-- Task objective --
Word for word, repeat each line of the listing below.

-- Recorded data --

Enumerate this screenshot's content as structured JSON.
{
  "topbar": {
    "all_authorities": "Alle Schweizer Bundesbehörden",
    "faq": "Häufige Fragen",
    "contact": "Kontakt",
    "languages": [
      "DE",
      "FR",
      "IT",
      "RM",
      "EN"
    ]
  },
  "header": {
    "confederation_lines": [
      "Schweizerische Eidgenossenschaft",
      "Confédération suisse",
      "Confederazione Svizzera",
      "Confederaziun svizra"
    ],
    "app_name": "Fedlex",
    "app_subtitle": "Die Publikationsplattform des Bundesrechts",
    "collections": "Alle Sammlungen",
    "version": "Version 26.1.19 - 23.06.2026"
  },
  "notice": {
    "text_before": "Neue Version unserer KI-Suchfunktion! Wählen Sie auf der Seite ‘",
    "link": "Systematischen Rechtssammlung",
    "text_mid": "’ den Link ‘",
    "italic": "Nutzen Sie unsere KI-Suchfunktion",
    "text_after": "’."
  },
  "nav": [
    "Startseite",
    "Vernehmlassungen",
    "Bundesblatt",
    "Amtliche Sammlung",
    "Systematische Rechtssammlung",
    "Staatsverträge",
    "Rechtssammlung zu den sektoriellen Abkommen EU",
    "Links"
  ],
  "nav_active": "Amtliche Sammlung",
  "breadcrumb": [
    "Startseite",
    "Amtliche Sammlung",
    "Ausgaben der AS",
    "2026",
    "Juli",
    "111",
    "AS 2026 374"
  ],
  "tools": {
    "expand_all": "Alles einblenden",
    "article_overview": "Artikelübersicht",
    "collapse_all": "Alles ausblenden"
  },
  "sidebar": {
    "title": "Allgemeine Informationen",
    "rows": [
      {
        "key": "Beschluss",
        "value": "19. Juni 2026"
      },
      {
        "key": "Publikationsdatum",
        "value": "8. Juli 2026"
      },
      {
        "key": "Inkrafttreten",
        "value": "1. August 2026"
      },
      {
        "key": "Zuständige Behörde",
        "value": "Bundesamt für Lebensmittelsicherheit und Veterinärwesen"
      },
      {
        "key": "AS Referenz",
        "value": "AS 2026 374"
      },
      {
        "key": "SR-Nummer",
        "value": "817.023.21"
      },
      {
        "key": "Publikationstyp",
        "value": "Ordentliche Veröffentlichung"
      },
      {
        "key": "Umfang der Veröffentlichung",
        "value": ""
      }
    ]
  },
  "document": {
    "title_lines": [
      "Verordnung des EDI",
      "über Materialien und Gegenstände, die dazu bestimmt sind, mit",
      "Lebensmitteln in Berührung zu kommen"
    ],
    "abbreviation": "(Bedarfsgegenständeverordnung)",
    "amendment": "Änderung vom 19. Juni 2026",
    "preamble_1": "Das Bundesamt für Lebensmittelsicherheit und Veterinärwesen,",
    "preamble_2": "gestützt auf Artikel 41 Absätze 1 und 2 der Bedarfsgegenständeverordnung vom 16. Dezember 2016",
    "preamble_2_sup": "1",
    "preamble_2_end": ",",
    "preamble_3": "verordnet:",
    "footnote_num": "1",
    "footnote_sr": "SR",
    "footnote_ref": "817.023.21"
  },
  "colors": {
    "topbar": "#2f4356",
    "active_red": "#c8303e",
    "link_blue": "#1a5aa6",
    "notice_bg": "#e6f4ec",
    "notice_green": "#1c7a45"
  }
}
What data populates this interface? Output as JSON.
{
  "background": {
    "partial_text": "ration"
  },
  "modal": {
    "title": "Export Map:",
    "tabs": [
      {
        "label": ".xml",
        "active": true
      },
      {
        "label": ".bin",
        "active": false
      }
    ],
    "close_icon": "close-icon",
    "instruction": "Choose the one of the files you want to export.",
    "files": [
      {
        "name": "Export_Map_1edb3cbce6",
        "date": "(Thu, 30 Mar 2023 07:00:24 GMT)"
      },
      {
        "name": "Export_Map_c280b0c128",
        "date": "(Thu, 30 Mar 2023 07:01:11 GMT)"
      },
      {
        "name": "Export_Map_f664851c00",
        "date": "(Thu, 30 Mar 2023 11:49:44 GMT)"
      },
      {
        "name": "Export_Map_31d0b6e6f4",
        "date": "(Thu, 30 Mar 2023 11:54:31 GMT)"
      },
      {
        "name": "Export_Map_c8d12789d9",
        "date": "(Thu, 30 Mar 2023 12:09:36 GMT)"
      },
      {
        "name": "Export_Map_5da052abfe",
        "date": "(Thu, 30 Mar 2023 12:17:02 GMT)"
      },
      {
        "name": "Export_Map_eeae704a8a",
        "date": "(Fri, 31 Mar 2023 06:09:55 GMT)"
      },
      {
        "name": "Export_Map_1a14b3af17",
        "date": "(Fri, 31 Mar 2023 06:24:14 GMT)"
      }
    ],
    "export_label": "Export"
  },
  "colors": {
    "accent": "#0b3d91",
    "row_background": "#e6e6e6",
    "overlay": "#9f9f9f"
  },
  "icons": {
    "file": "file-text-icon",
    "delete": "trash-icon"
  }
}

-- Reply --
Enumerate this screenshot's content as structured JSON.
{
  "topbar": {
    "all_authorities": "Alle Schweizer Bundesbehörden",
    "faq": "Häufige Fragen",
    "contact": "Kontakt",
    "languages": [
      "DE",
      "FR",
      "IT",
      "RM",
      "EN"
    ]
  },
  "header": {
    "confederation_lines": [
      "Schweizerische Eidgenossenschaft",
      "Confédération suisse",
      "Confederazione Svizzera",
      "Confederaziun svizra"
    ],
    "app_name": "Fedlex",
    "app_subtitle": "Die Publikationsplattform des Bundesrechts",
    "collections": "Alle Sammlungen",
    "version": "Version 26.1.19 - 23.06.2026"
  },
  "notice": {
    "text_before": "Neue Version unserer KI-Suchfunktion! Wählen Sie auf der Seite ‘",
    "link": "Systematischen Rechtssammlung",
    "text_mid": "’ den Link ‘",
    "italic": "Nutzen Sie unsere KI-Suchfunktion",
    "text_after": "’."
  },
  "nav": [
    "Startseite",
    "Vernehmlassungen",
    "Bundesblatt",
    "Amtliche Sammlung",
    "Systematische Rechtssammlung",
    "Staatsverträge",
    "Rechtssammlung zu den sektoriellen Abkommen EU",
    "Links"
  ],
  "nav_active": "Amtliche Sammlung",
  "breadcrumb": [
    "Startseite",
    "Amtliche Sammlung",
    "Ausgaben der AS",
    "2026",
    "Juli",
    "111",
    "AS 2026 374"
  ],
  "tools": {
    "expand_all": "Alles einblenden",
    "article_overview": "Artikelübersicht",
    "collapse_all": "Alles ausblenden"
  },
  "sidebar": {
    "title": "Allgemeine Informationen",
    "rows": [
      {
        "key": "Beschluss",
        "value": "19. Juni 2026"
      },
      {
        "key": "Publikationsdatum",
        "value": "8. Juli 2026"
      },
      {
        "key": "Inkrafttreten",
        "value": "1. August 2026"
      },
      {
        "key": "Zuständige Behörde",
        "value": "Bundesamt für Lebensmittelsicherheit und Veterinärwesen"
      },
      {
        "key": "AS Referenz",
        "value": "AS 2026 374"
      },
      {
        "key": "SR-Nummer",
        "value": "817.023.21"
      },
      {
        "key": "Publikationstyp",
        "value": "Ordentliche Veröffentlichung"
      },
      {
        "key": "Umfang der Veröffentlichung",
        "value": ""
      }
    ]
  },
  "document": {
    "title_lines": [
      "Verordnung des EDI",
      "über Materialien und Gegenstände, die dazu bestimmt sind, mit",
      "Lebensmitteln in Berührung zu kommen"
    ],
    "abbreviation": "(Bedarfsgegenständeverordnung)",
    "amendment": "Änderung vom 19. Juni 2026",
    "preamble_1": "Das Bundesamt für Lebensmittelsicherheit und Veterinärwesen,",
    "preamble_2": "gestützt auf Artikel 41 Absätze 1 und 2 der Bedarfsgegenständeverordnung vom 16. Dezember 2016",
    "preamble_2_sup": "1",
    "preamble_2_end": ",",
    "preamble_3": "verordnet:",
    "footnote_num": "1",
    "footnote_sr": "SR",
    "footnote_ref": "817.023.21"
  },
  "colors": {
    "topbar": "#2f4356",
    "active_red": "#c8303e",
    "link_blue": "#1a5aa6",
    "notice_bg": "#e6f4ec",
    "notice_green": "#1c7a45"
  }
}
What data populates this interface? Output as JSON.
{
  "background": {
    "partial_text": "ration"
  },
  "modal": {
    "title": "Export Map:",
    "tabs": [
      {
        "label": ".xml",
        "active": true
      },
      {
        "label": ".bin",
        "active": false
      }
    ],
    "close_icon": "close-icon",
    "instruction": "Choose the one of the files you want to export.",
    "files": [
      {
        "name": "Export_Map_1edb3cbce6",
        "date": "(Thu, 30 Mar 2023 07:00:24 GMT)"
      },
      {
        "name": "Export_Map_c280b0c128",
        "date": "(Thu, 30 Mar 2023 07:01:11 GMT)"
      },
      {
        "name": "Export_Map_f664851c00",
        "date": "(Thu, 30 Mar 2023 11:49:44 GMT)"
      },
      {
        "name": "Export_Map_31d0b6e6f4",
        "date": "(Thu, 30 Mar 2023 11:54:31 GMT)"
      },
      {
        "name": "Export_Map_c8d12789d9",
        "date": "(Thu, 30 Mar 2023 12:09:36 GMT)"
      },
      {
        "name": "Export_Map_5da052abfe",
        "date": "(Thu, 30 Mar 2023 12:17:02 GMT)"
      },
      {
        "name": "Export_Map_eeae704a8a",
        "date": "(Fri, 31 Mar 2023 06:09:55 GMT)"
      },
      {
        "name": "Export_Map_1a14b3af17",
        "date": "(Fri, 31 Mar 2023 06:24:14 GMT)"
      }
    ],
    "export_label": "Export"
  },
  "colors": {
    "accent": "#0b3d91",
    "row_background": "#e6e6e6",
    "overlay": "#9f9f9f"
  },
  "icons": {
    "file": "file-text-icon",
    "delete": "trash-icon"
  }
}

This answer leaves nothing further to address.